Up to 40,000 of this year’s graduates will still be struggling to find work in six months’ time, according to figures compiled for the Guardian that reveal the scale of the recession’s impact on the class of 2009.

The number of new graduates out of work will double compared with last year if unemployment trends follow those of the last recession, careers experts predict.

This will cause a spike in unemployment figures this summer as graduating students fight for a job, and could help tip the number of under-25s who are unemployed over the 1 million mark

Two must-read blog posts

Costigan Quist finds a more than usually illiterate purveyor of barcharts, and points the finger at the Tories who perpetrated it.

Three bars of equal size. One showing the Tories increasing their number of councillors by 285, the second showing “Greens & Others” increasing by 37 and the third, for no adequately explained reason, lumping together Labour and the Lib Dems and showing their combined loss of two-hundred-and-something seats.

I’m itching to link to Jonathan Calder’s top tip that Viz’s top tips are now available on Twitter – or at least a parody / homage thereof. But that might be a little lightweight for such an early hour in the morning, so I shall instead pick Mark Pack’s top tip – a reason to be on Facebook at 5.01 on Saturday morning. Surprisingly, it’s not to upload the previous night’s drunken karaoke cameraphone vids, but the release of all-important easy-to-remember short URLs.

Daily View 2×2: 04 June 2009

Today is polling day, which means scores of Lib Dems across the country will be having an exhausting day from Good Morning leaflets before dawn right through to election count verifications beyond midnight.

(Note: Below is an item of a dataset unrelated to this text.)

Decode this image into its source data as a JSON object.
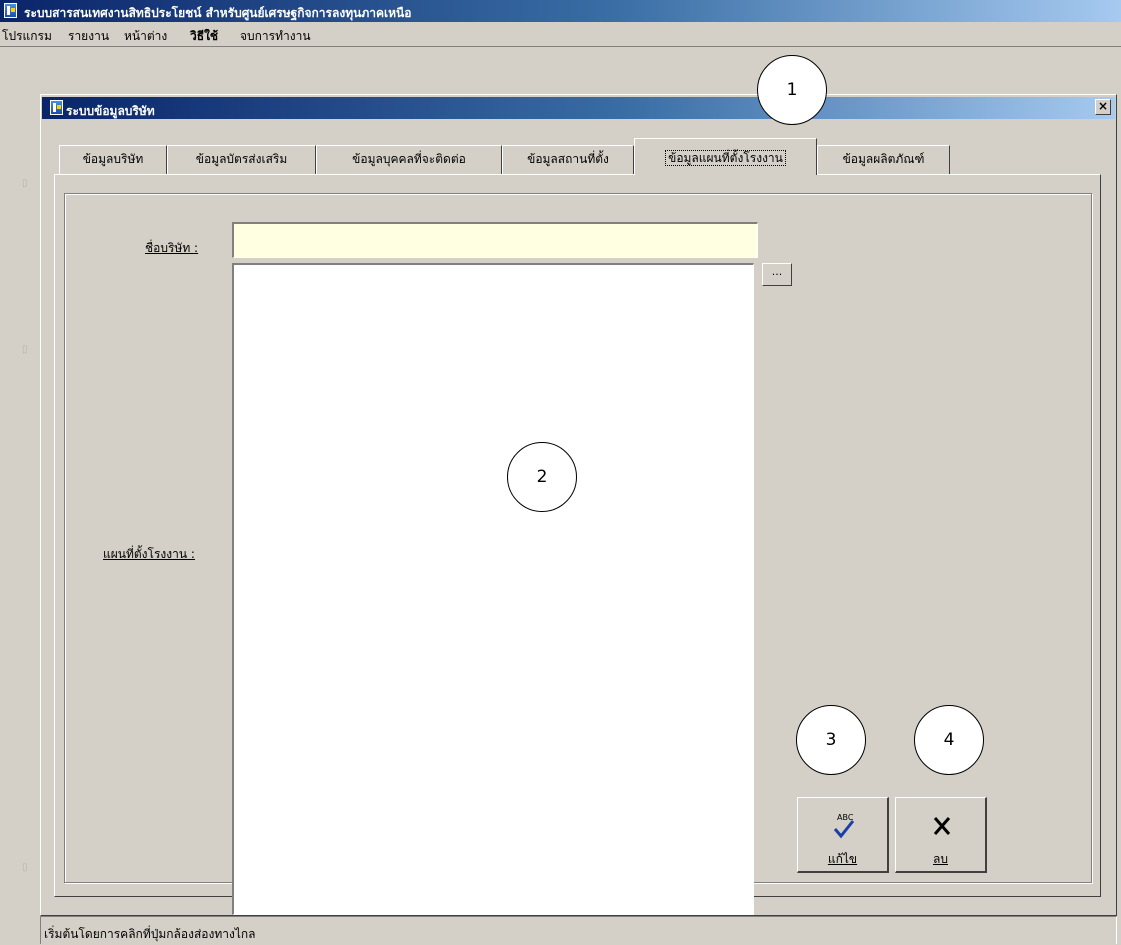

Good morning!

We’ll be reminding people of the all important facts about the electoral process:

  • You do not need your polling card to vote (but it might speed things up a bit if you have it)
  • Polls are open from 7am to 10pm
  • If you had a postal vote, but haven’t returned it yet, don’t put it in the post, but take it along to your local polling station.  You can’t have another ballot paper, so the one that was sent to you was all important.
  • The returning officer now has more discretion than previously to put right obvious mistakes, so if something wrong happens, get in touch with your district / unitary council’s elections office.

And of course we’ll be standing on our record, reminding you of three key things, pointing out we’re stronger together, poorer apart, and hoping for a good outcome at the end of the day.

All the very best to all of you from all of us, and we’ll meet back here tomorrow (World Environment Day, natch) to see how things went and celebrate and commiserate.

2 News stories

Gordon Brown is fighting for his political life as his cabinet resigns en masse around him days from a major election – the Guardian has ten questions for the Labour party – all process, no convictions.

And the Times reports on the Science minister’s pearls of wisdom for green campaigners: sack cloth and ashes are not too inspiring.

2 blog posts

James Graham on why being in favour of there being an EU does not necessarily mean that you are in favour of everything it ever does.

Anders Hanson – even the Greens think some of their policies are moronic.